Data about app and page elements
* * * * * * * * *
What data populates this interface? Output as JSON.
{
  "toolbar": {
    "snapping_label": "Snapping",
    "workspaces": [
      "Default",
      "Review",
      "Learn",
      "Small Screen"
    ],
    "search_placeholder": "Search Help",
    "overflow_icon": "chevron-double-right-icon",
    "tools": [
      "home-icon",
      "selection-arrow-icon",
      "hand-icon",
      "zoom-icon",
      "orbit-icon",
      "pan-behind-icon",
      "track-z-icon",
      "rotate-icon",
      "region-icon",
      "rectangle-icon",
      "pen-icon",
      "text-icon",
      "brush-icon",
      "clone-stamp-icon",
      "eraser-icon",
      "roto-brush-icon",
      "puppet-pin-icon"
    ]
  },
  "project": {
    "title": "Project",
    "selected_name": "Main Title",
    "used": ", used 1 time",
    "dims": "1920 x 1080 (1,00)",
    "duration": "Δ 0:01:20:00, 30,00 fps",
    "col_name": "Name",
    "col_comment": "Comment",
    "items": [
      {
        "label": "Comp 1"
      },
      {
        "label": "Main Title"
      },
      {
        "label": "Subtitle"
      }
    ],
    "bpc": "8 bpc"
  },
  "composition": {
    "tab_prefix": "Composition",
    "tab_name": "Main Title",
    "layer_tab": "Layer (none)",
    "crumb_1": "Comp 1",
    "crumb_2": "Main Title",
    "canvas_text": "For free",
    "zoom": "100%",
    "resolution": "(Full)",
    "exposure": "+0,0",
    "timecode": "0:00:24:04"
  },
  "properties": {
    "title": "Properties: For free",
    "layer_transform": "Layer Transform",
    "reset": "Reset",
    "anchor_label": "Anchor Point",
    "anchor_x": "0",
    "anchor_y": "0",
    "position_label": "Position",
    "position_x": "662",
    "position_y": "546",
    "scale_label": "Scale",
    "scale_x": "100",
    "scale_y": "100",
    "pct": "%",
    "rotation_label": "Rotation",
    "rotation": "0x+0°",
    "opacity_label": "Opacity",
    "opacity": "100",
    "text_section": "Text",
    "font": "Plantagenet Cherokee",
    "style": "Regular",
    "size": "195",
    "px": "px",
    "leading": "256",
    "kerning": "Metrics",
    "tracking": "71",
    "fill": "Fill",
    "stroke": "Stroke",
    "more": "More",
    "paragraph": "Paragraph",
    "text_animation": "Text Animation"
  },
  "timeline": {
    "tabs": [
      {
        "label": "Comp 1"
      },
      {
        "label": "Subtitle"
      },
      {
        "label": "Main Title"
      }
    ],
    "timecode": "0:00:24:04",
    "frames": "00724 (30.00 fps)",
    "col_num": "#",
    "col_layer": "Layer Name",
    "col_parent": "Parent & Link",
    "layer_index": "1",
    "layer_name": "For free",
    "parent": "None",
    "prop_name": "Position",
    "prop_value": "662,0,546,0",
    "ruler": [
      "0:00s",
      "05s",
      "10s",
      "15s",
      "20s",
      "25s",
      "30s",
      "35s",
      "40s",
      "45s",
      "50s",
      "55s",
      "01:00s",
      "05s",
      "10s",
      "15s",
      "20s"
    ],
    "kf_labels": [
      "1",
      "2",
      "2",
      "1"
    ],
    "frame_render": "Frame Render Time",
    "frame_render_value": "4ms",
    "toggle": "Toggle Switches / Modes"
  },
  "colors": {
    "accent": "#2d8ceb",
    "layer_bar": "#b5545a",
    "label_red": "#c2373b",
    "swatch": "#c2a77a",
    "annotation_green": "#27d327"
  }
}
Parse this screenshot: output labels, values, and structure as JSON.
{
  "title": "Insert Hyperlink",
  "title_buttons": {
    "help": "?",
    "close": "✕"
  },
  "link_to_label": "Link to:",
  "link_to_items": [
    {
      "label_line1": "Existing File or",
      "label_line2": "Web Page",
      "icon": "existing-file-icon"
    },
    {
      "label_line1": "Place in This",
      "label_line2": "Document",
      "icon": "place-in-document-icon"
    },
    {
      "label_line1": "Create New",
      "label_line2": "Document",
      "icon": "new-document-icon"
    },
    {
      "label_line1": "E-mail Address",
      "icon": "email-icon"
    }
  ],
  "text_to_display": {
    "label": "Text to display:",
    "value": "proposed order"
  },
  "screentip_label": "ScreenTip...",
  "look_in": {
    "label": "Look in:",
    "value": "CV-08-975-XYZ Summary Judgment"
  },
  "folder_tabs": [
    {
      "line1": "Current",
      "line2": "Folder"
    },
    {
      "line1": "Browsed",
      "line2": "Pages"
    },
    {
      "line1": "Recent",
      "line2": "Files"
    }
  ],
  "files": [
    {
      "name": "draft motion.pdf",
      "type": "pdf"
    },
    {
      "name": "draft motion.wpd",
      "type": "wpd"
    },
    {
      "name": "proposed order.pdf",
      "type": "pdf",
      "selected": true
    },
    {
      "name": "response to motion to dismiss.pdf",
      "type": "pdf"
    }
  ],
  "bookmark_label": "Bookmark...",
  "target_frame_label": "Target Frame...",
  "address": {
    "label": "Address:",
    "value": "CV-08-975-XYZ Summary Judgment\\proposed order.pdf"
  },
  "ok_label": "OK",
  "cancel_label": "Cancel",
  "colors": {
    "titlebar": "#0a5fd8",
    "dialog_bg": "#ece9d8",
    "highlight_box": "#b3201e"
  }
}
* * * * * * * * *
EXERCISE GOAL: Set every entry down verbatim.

RESPONSE BOX:
What data populates this interface? Output as JSON.
{
  "toolbar": {
    "snapping_label": "Snapping",
    "workspaces": [
      "Default",
      "Review",
      "Learn",
      "Small Screen"
    ],
    "search_placeholder": "Search Help",
    "overflow_icon": "chevron-double-right-icon",
    "tools": [
      "home-icon",
      "selection-arrow-icon",
      "hand-icon",
      "zoom-icon",
      "orbit-icon",
      "pan-behind-icon",
      "track-z-icon",
      "rotate-icon",
      "region-icon",
      "rectangle-icon",
      "pen-icon",
      "text-icon",
      "brush-icon",
      "clone-stamp-icon",
      "eraser-icon",
      "roto-brush-icon",
      "puppet-pin-icon"
    ]
  },
  "project": {
    "title": "Project",
    "selected_name": "Main Title",
    "used": ", used 1 time",
    "dims": "1920 x 1080 (1,00)",
    "duration": "Δ 0:01:20:00, 30,00 fps",
    "col_name": "Name",
    "col_comment": "Comment",
    "items": [
      {
        "label": "Comp 1"
      },
      {
        "label": "Main Title"
      },
      {
        "label": "Subtitle"
      }
    ],
    "bpc": "8 bpc"
  },
  "composition": {
    "tab_prefix": "Composition",
    "tab_name": "Main Title",
    "layer_tab": "Layer (none)",
    "crumb_1": "Comp 1",
    "crumb_2": "Main Title",
    "canvas_text": "For free",
    "zoom": "100%",
    "resolution": "(Full)",
    "exposure": "+0,0",
    "timecode": "0:00:24:04"
  },
  "properties": {
    "title": "Properties: For free",
    "layer_transform": "Layer Transform",
    "reset": "Reset",
    "anchor_label": "Anchor Point",
    "anchor_x": "0",
    "anchor_y": "0",
    "position_label": "Position",
    "position_x": "662",
    "position_y": "546",
    "scale_label": "Scale",
    "scale_x": "100",
    "scale_y": "100",
    "pct": "%",
    "rotation_label": "Rotation",
    "rotation": "0x+0°",
    "opacity_label": "Opacity",
    "opacity": "100",
    "text_section": "Text",
    "font": "Plantagenet Cherokee",
    "style": "Regular",
    "size": "195",
    "px": "px",
    "leading": "256",
    "kerning": "Metrics",
    "tracking": "71",
    "fill": "Fill",
    "stroke": "Stroke",
    "more": "More",
    "paragraph": "Paragraph",
    "text_animation": "Text Animation"
  },
  "timeline": {
    "tabs": [
      {
        "label": "Comp 1"
      },
      {
        "label": "Subtitle"
      },
      {
        "label": "Main Title"
      }
    ],
    "timecode": "0:00:24:04",
    "frames": "00724 (30.00 fps)",
    "col_num": "#",
    "col_layer": "Layer Name",
    "col_parent": "Parent & Link",
    "layer_index": "1",
    "layer_name": "For free",
    "parent": "None",
    "prop_name": "Position",
    "prop_value": "662,0,546,0",
    "ruler": [
      "0:00s",
      "05s",
      "10s",
      "15s",
      "20s",
      "25s",
      "30s",
      "35s",
      "40s",
      "45s",
      "50s",
      "55s",
      "01:00s",
      "05s",
      "10s",
      "15s",
      "20s"
    ],
    "kf_labels": [
      "1",
      "2",
      "2",
      "1"
    ],
    "frame_render": "Frame Render Time",
    "frame_render_value": "4ms",
    "toggle": "Toggle Switches / Modes"
  },
  "colors": {
    "accent": "#2d8ceb",
    "layer_bar": "#b5545a",
    "label_red": "#c2373b",
    "swatch": "#c2a77a",
    "annotation_green": "#27d327"
  }
}
Parse this screenshot: output labels, values, and structure as JSON.
{
  "title": "Insert Hyperlink",
  "title_buttons": {
    "help": "?",
    "close": "✕"
  },
  "link_to_label": "Link to:",
  "link_to_items": [
    {
      "label_line1": "Existing File or",
      "label_line2": "Web Page",
      "icon": "existing-file-icon"
    },
    {
      "label_line1": "Place in This",
      "label_line2": "Document",
      "icon": "place-in-document-icon"
    },
    {
      "label_line1": "Create New",
      "label_line2": "Document",
      "icon": "new-document-icon"
    },
    {
      "label_line1": "E-mail Address",
      "icon": "email-icon"
    }
  ],
  "text_to_display": {
    "label": "Text to display:",
    "value": "proposed order"
  },
  "screentip_label": "ScreenTip...",
  "look_in": {
    "label": "Look in:",
    "value": "CV-08-975-XYZ Summary Judgment"
  },
  "folder_tabs": [
    {
      "line1": "Current",
      "line2": "Folder"
    },
    {
      "line1": "Browsed",
      "line2": "Pages"
    },
    {
      "line1": "Recent",
      "line2": "Files"
    }
  ],
  "files": [
    {
      "name": "draft motion.pdf",
      "type": "pdf"
    },
    {
      "name": "draft motion.wpd",
      "type": "wpd"
    },
    {
      "name": "proposed order.pdf",
      "type": "pdf",
      "selected": true
    },
    {
      "name": "response to motion to dismiss.pdf",
      "type": "pdf"
    }
  ],
  "bookmark_label": "Bookmark...",
  "target_frame_label": "Target Frame...",
  "address": {
    "label": "Address:",
    "value": "CV-08-975-XYZ Summary Judgment\\proposed order.pdf"
  },
  "ok_label": "OK",
  "cancel_label": "Cancel",
  "colors": {
    "titlebar": "#0a5fd8",
    "dialog_bg": "#ece9d8",
    "highlight_box": "#b3201e"
  }
}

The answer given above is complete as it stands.